Instructions to follow: Check each line of the entries below for the string "JSON"; copy every line where it appears.

------ Provided data

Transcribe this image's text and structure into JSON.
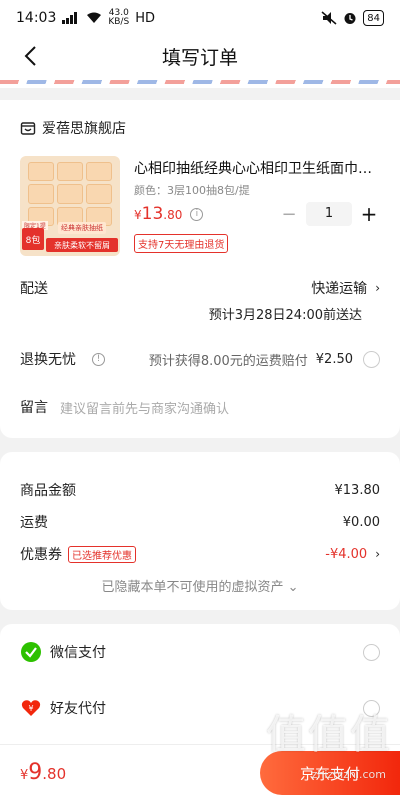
{
  "status_bar": {
    "time": "14:03",
    "signal_label": "5G",
    "speed_value": "43.0",
    "speed_unit": "KB/S",
    "hd": "HD",
    "battery": "84"
  },
  "nav": {
    "title": "填写订单"
  },
  "store": {
    "name": "爱蓓思旗舰店"
  },
  "product": {
    "title": "心相印抽纸经典心心相印卫生纸面巾…",
    "spec": "颜色：3层100抽8包/提",
    "price_symbol": "¥",
    "price_int": "13",
    "price_dec": ".80",
    "quantity": "1",
    "return_tag": "支持7天无理由退货",
    "thumb_badge_left": "8包",
    "thumb_banner": "亲肤柔软不留屑",
    "thumb_small_tag": "经典亲肤抽纸",
    "thumb_top_tag": "限定1提"
  },
  "delivery": {
    "label": "配送",
    "method": "快递运输",
    "eta": "预计3月28日24:00前送达"
  },
  "exchange": {
    "label": "退换无忧",
    "desc": "预计获得8.00元的运费赔付",
    "price": "¥2.50"
  },
  "message": {
    "label": "留言",
    "placeholder": "建议留言前先与商家沟通确认"
  },
  "summary": {
    "goods_label": "商品金额",
    "goods_value": "¥13.80",
    "shipping_label": "运费",
    "shipping_value": "¥0.00",
    "coupon_label": "优惠券",
    "coupon_tag": "已选推荐优惠",
    "coupon_value": "-¥4.00",
    "hidden_note": "已隐藏本单不可使用的虚拟资产 ⌄"
  },
  "payment": {
    "wechat_label": "微信支付",
    "friend_label": "好友代付"
  },
  "bottom": {
    "total_symbol": "¥",
    "total_int": "9",
    "total_dec": ".80",
    "pay_button": "京东支付"
  },
  "watermark": {
    "main": "值值值",
    "sub": "zhizhizhi.com"
  },
  "colors": {
    "accent": "#e4322b",
    "wechat": "#2dc100",
    "page_bg": "#f2f2f2"
  }
}
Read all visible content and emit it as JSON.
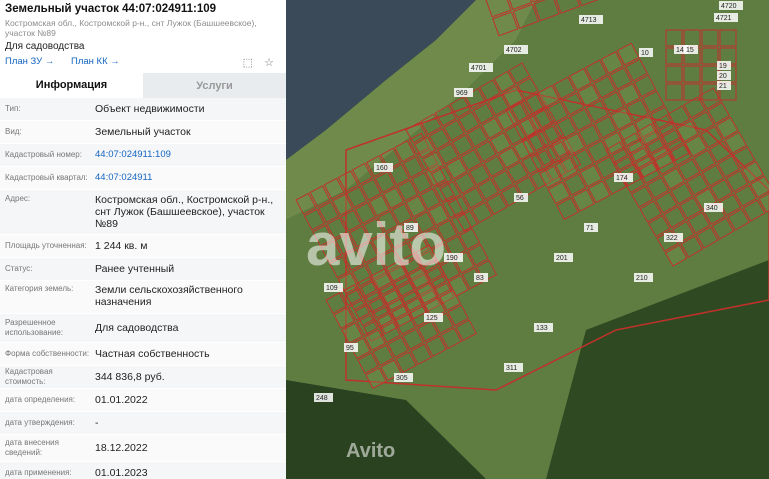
{
  "parcel": {
    "title": "Земельный участок 44:07:024911:109",
    "address_short": "Костромская обл., Костромской р-н., снт Лужок (Башшеевское), участок №89",
    "purpose": "Для садоводства",
    "plan_zu": "План ЗУ",
    "plan_kk": "План КК"
  },
  "tabs": [
    {
      "label": "Информация"
    },
    {
      "label": "Услуги"
    }
  ],
  "details": [
    {
      "label": "Тип:",
      "value": "Объект недвижимости"
    },
    {
      "label": "Вид:",
      "value": "Земельный участок"
    },
    {
      "label": "Кадастровый номер:",
      "value": "44:07:024911:109"
    },
    {
      "label": "Кадастровый квартал:",
      "value": "44:07:024911"
    },
    {
      "label": "Адрес:",
      "value": "Костромская обл., Костромской р-н., снт Лужок (Башшеевское), участок №89"
    },
    {
      "label": "Площадь уточненная:",
      "value": "1 244 кв. м"
    },
    {
      "label": "Статус:",
      "value": "Ранее учтенный"
    },
    {
      "label": "Категория земель:",
      "value": "Земли сельскохозяйственного назначения"
    },
    {
      "label": "Разрешенное использование:",
      "value": "Для садоводства"
    },
    {
      "label": "Форма собственности:",
      "value": "Частная собственность"
    },
    {
      "label": "Кадастровая стоимость:",
      "value": "344 836,8 руб."
    },
    {
      "label": "дата определения:",
      "value": "01.01.2022"
    },
    {
      "label": "дата утверждения:",
      "value": "-"
    },
    {
      "label": "дата внесения сведений:",
      "value": "18.12.2022"
    },
    {
      "label": "дата применения:",
      "value": "01.01.2023"
    }
  ],
  "map": {
    "plot_labels": [
      "4721",
      "4720",
      "4713",
      "4702",
      "4701",
      "969",
      "10",
      "14",
      "15",
      "19",
      "20",
      "21",
      "89",
      "109",
      "56",
      "71",
      "83",
      "95",
      "125",
      "133",
      "160",
      "174",
      "190",
      "201",
      "210",
      "248",
      "305",
      "311",
      "322",
      "340"
    ],
    "watermark": "avito",
    "watermark_bottom": "Avito",
    "colors": {
      "water": "#3b4a58",
      "forest": "#2f4a22",
      "field": "#6f8a4a",
      "boundary": "#c0312b"
    }
  }
}
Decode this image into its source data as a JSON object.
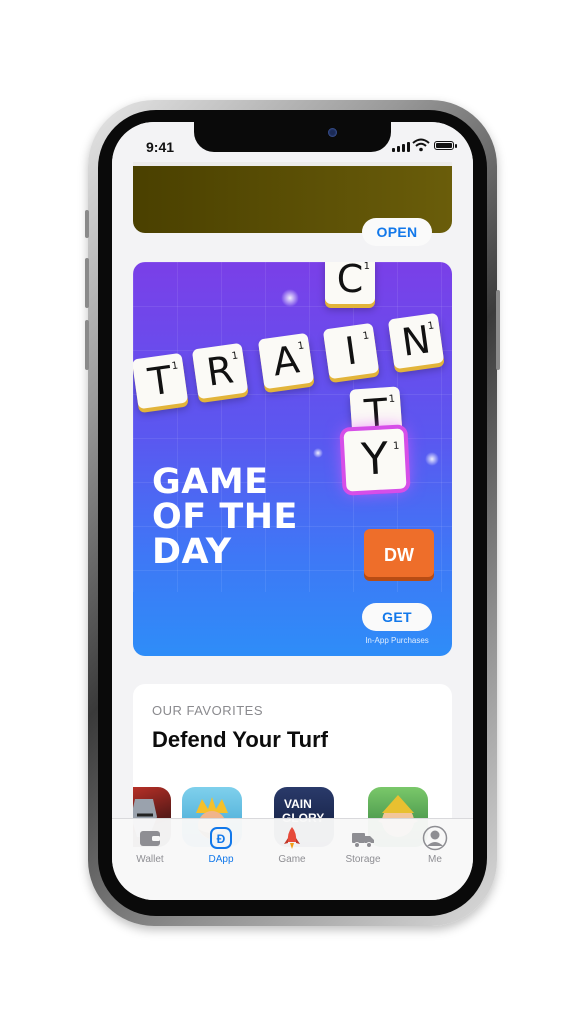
{
  "status_bar": {
    "time": "9:41"
  },
  "top_card": {
    "button_label": "OPEN"
  },
  "featured": {
    "banner_line1": "GAME",
    "banner_line2": "OF THE",
    "banner_line3": "DAY",
    "tiles_row": [
      "T",
      "R",
      "A",
      "I",
      "N"
    ],
    "tiles_col": [
      "C",
      "T",
      "Y"
    ],
    "tile_score": "1",
    "badge": "DW",
    "button_label": "GET",
    "button_note": "In-App Purchases"
  },
  "favorites": {
    "eyebrow": "OUR FAVORITES",
    "title": "Defend Your Turf",
    "icon_texts": [
      "VAIN",
      "GLORY"
    ]
  },
  "tabs": [
    {
      "label": "Wallet",
      "icon": "wallet-icon"
    },
    {
      "label": "DApp",
      "icon": "dapp-icon"
    },
    {
      "label": "Game",
      "icon": "rocket-icon"
    },
    {
      "label": "Storage",
      "icon": "truck-icon"
    },
    {
      "label": "Me",
      "icon": "profile-icon"
    }
  ],
  "colors": {
    "accent": "#1278ea",
    "tab_inactive": "#8e8e93",
    "featured_top": "#7a3fe8",
    "featured_bottom": "#2e8df8",
    "top_card": "#5a4f05",
    "dw_badge": "#ee6e2a"
  }
}
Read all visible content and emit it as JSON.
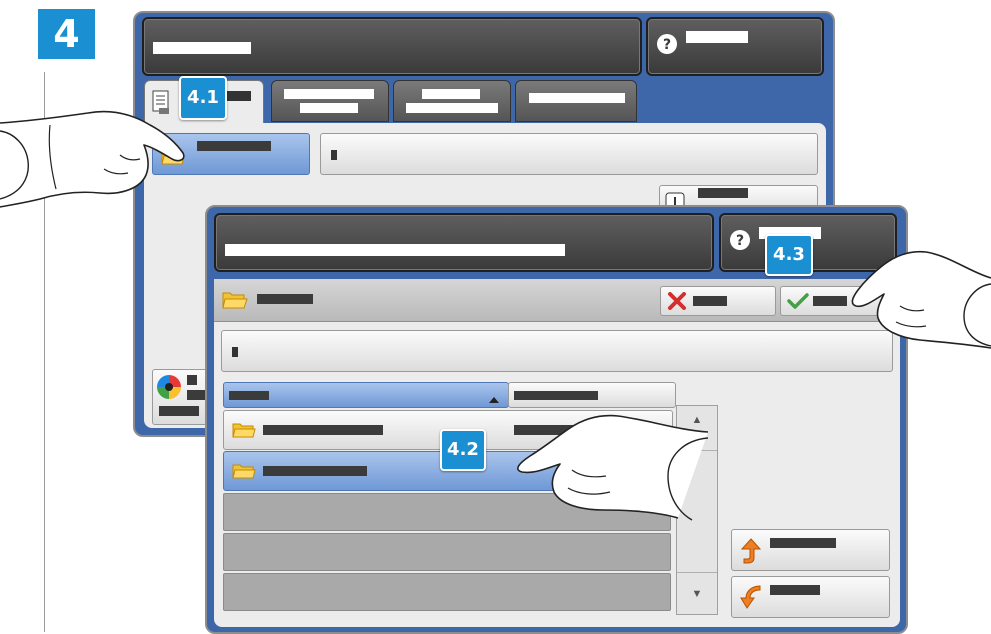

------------

Result below:
Transcribe this image's text and structure into JSON.
Read all visible content and emit it as JSON.
Decode this image into its source data as a JSON object.
Read all visible content and emit it as JSON.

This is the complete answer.